- [Dataset records]

Start of Block

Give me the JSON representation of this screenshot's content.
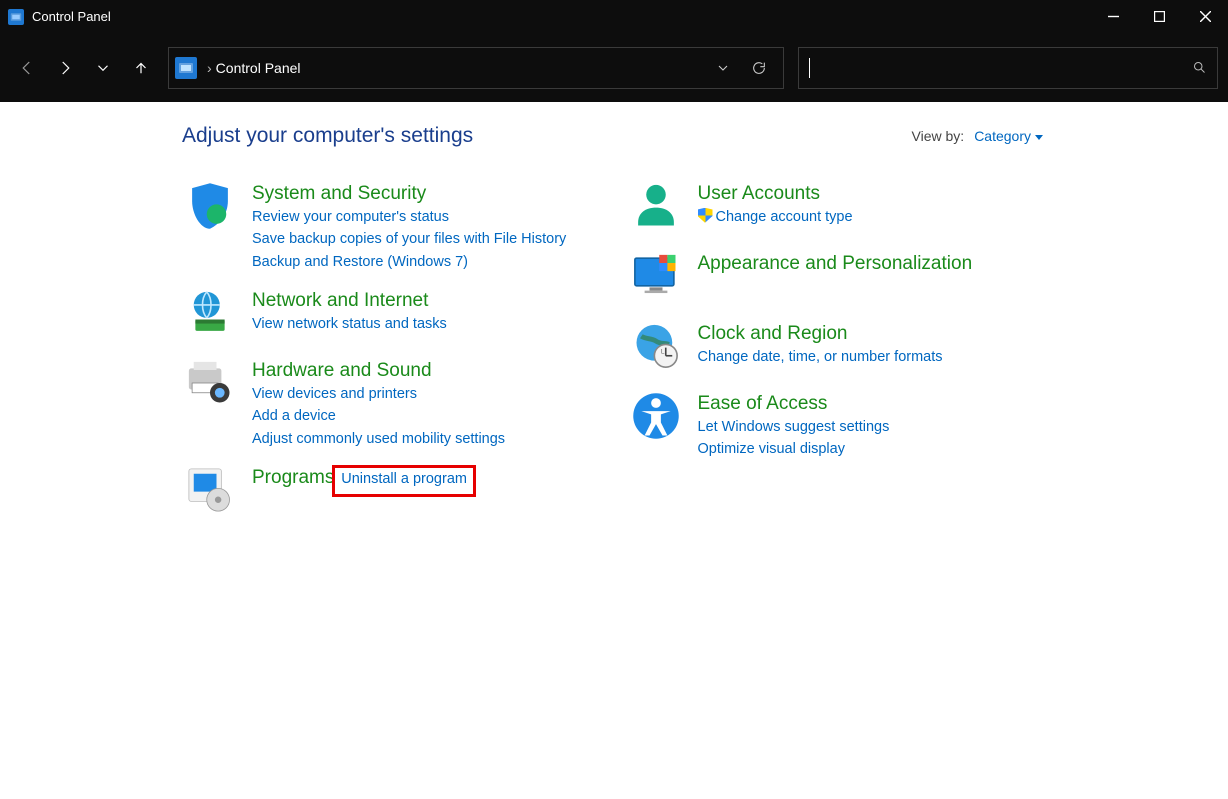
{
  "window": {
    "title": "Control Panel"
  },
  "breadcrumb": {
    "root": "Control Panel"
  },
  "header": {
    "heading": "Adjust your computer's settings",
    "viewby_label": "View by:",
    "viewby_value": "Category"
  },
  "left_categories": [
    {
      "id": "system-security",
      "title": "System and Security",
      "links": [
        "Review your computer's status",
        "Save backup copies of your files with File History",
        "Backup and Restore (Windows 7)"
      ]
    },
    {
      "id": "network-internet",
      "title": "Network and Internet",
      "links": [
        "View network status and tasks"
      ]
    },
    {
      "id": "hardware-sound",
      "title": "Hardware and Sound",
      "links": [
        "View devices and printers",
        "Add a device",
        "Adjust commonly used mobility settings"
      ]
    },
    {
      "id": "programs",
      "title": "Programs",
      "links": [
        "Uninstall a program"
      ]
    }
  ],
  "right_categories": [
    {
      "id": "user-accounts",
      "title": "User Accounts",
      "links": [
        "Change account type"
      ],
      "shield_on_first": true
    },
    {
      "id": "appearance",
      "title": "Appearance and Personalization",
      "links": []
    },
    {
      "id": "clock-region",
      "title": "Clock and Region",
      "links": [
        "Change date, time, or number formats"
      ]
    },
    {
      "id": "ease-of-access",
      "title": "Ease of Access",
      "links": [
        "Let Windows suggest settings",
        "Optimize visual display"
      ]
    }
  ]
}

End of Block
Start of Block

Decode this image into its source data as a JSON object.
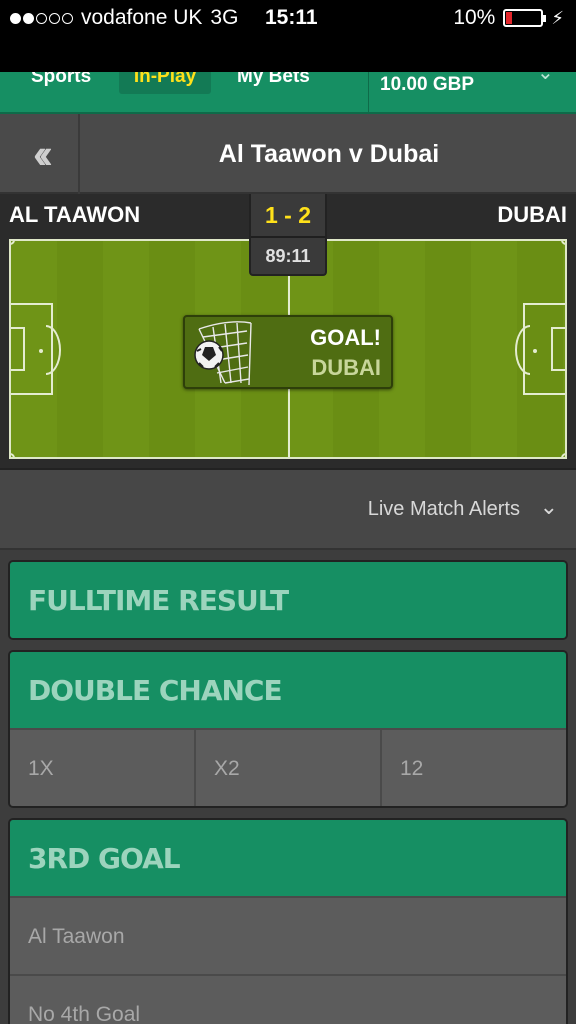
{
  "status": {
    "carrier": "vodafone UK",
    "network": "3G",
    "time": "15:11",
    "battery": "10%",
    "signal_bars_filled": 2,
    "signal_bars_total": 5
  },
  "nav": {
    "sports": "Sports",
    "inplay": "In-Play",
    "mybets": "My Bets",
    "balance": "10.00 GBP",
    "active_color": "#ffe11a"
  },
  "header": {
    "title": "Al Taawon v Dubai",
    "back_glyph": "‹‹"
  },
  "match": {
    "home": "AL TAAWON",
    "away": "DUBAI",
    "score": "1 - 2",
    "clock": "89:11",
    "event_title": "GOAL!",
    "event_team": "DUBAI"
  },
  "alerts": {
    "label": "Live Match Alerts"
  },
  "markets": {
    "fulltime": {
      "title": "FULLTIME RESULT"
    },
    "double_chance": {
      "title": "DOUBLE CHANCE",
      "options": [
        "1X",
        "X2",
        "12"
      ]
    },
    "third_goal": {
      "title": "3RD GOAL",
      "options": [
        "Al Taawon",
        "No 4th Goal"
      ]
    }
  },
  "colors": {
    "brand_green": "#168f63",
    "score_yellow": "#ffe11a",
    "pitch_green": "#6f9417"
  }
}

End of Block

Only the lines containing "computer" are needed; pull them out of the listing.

- [Response for this exercise]
    "heading": "Adjust your computer's settings",
        "Review your computer's status",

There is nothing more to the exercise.